Their size makes them a great plant for using in rock gardens, as ground cover, and for the gaps in dry stone walls.
Some common names for Sagina include Irish Moss and Pearlwort.
Sagina Growing and Care Guide
- Common Names: Pearlwort, Irish moss.
- Life Cycle: Hardy perennial. Some annuals.
- Height: Two to six inches (5—15 cm). Often prostrate.
- Native: Northern hemisphere, Equatorial Africa.
- Growing Region: Zones 5 to 9.
- Flowers: Summer.
- Flower Details: White. Tiny. Solitary, or as small determinate simple inflorescences (cymes).
- Foliage: Herbaceous. Green, lime. Opposite. Lance-shaped. Whorled clusters.
- Sow Outside: Cover seed. Start of spring - before the last frost, or towards the end of autumn.
- Sow Inside: Germination time: two to four weeks. Temperature: 55°F (13°C).
Seven or eight weeks before the expected last frost. Transplant outdoors following the last frost. Space at 2 to 8 inches (5—20 cm).
- Requirements and care: Full sunlight or partial afternoon shade in hotter areas. Moist, sandy soil. Light soil, poor soil. Short-lasting perennial plant, replace regularly for best results. Propagate: by dividing in the spring in cooler areas or the autumn in warmer areas. Protect from aphids.
- Family: Caryophyllaceae
- Closely Related Species: Pinks and Carnations
- Miscellaneous: Due to its small size Sagina subulata cv. Aurea (Scotch/Irish moss) makes a great plant to grown between cracks in paving stones.
How to grow Irish Moss and Other Sagina
The seeds of Irish Moss and other Sagina species can be sown outdoors either in autumn or the beginning of spring. Once sown lightly cover the seed. Plants should be spaced about 10 cm apart unless it is a spreading variety, then they should be grown about 20 cm apart. Irish Moss likes to be grown in sunny areas that have afternoon shade, and thrives in a moist, light, and sandy soil.
If starting off indoors then do so about 7 or 8 weeks before the last frost of spring. It should take two or three weeks for the seeds to germinate at 12 degrees centigrade. Transplant them out after the last frost of spring.
Caring for Sagina
It is easy to care for Sagina plants. They like moist soil so water them frequently; also give them a regular feed.

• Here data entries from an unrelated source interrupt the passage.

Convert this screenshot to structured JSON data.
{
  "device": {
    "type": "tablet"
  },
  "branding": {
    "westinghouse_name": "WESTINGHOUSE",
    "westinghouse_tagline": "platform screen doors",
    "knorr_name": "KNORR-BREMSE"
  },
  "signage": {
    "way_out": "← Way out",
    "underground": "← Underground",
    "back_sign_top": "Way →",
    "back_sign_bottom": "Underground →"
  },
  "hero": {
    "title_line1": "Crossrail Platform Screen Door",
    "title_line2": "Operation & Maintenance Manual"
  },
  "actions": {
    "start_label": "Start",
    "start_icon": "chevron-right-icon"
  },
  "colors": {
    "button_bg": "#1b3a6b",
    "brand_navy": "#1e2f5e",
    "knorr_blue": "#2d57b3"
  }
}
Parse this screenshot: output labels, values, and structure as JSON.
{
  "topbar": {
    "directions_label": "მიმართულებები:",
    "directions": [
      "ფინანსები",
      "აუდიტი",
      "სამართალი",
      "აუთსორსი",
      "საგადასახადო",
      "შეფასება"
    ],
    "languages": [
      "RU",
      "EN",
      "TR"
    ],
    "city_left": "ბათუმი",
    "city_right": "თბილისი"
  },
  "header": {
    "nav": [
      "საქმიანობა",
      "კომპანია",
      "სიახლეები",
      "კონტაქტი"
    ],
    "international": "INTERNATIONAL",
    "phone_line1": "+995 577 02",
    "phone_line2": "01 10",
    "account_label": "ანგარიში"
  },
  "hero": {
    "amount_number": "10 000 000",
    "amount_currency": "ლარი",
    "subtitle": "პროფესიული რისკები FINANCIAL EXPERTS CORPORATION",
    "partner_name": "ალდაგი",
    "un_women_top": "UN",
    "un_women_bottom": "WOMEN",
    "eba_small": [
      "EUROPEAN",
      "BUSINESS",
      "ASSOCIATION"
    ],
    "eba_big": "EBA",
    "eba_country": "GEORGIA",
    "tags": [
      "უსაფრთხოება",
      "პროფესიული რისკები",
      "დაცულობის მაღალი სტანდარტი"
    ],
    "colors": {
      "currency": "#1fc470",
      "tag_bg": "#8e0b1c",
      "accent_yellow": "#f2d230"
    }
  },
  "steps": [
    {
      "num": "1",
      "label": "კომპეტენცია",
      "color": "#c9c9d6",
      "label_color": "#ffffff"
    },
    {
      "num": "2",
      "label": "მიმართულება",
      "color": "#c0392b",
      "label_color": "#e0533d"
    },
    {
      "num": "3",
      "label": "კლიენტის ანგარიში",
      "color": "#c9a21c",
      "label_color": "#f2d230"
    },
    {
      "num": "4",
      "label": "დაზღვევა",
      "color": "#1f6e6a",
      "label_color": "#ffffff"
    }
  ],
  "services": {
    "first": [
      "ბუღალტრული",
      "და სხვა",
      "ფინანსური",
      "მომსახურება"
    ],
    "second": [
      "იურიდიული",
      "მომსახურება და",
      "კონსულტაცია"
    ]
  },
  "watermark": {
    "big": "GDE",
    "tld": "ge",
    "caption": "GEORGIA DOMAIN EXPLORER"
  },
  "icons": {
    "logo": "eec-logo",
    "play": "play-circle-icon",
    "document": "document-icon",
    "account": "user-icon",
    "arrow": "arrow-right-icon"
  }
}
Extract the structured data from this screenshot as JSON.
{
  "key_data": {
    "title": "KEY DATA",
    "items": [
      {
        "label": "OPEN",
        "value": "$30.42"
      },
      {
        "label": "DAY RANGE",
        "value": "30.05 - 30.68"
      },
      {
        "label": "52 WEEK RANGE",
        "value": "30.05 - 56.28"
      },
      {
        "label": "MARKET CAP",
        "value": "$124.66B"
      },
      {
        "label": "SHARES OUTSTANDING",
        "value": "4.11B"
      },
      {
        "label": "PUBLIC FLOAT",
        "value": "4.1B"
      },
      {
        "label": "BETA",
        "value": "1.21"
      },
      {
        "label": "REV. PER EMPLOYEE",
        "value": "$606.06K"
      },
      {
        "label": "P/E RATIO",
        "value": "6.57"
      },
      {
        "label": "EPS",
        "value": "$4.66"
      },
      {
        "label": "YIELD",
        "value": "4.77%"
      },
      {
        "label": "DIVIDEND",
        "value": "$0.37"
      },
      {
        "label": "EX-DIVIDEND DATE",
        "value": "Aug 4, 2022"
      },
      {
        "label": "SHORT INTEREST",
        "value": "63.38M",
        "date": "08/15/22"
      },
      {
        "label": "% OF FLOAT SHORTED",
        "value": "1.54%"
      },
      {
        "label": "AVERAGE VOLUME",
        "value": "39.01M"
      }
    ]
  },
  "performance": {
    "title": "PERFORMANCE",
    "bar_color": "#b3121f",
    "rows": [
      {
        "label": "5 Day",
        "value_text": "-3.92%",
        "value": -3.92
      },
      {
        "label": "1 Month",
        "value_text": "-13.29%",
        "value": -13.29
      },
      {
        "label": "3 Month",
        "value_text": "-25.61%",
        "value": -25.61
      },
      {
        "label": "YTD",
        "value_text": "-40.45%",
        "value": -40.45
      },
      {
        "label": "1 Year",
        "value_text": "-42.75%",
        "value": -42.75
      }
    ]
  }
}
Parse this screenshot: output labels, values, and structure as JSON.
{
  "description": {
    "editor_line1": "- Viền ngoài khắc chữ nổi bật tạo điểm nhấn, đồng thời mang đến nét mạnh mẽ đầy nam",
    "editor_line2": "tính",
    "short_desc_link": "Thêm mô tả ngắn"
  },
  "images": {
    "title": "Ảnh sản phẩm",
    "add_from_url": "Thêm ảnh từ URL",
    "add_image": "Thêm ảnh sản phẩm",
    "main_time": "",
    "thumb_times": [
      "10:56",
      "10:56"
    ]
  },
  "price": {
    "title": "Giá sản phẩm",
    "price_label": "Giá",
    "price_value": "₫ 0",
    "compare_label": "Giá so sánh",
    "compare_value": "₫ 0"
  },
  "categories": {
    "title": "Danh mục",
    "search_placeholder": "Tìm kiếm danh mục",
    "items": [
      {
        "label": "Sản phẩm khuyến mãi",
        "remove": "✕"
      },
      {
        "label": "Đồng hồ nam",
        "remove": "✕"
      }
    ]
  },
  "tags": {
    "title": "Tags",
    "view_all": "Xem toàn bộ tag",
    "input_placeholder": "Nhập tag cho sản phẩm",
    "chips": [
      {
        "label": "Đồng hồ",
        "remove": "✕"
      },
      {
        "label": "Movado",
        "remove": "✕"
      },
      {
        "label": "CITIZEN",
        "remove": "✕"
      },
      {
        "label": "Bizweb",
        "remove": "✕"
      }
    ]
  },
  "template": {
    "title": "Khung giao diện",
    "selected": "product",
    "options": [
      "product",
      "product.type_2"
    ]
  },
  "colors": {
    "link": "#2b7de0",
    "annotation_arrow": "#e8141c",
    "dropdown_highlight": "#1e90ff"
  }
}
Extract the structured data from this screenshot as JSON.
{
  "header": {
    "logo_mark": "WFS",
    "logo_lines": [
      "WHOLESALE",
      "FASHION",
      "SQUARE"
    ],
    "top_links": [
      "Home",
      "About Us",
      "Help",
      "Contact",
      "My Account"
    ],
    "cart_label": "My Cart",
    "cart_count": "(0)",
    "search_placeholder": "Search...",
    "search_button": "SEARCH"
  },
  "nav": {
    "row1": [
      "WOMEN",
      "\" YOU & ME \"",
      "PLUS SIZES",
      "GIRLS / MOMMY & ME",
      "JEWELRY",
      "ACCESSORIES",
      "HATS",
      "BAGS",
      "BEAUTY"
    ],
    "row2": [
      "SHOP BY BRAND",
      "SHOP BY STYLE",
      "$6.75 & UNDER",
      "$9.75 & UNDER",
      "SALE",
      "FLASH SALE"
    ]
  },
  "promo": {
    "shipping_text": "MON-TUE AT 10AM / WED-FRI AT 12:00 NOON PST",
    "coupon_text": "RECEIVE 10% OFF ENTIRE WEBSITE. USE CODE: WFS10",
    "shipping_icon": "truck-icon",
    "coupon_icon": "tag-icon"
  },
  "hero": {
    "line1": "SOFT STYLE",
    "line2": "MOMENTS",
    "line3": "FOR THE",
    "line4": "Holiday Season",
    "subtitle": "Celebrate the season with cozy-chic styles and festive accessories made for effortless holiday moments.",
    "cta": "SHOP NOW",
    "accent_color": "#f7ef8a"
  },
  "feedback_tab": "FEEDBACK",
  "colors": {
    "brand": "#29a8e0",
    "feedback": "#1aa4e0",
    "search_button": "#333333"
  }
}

It may be necessary to grow Irish Moss near plants that attract ladybirds as aphids love to feed on them.
I hope that you enjoyed this guide on how to grow Sagina. You may also enjoy the following growing guides: How to grow Dianthus plants and Sweet william.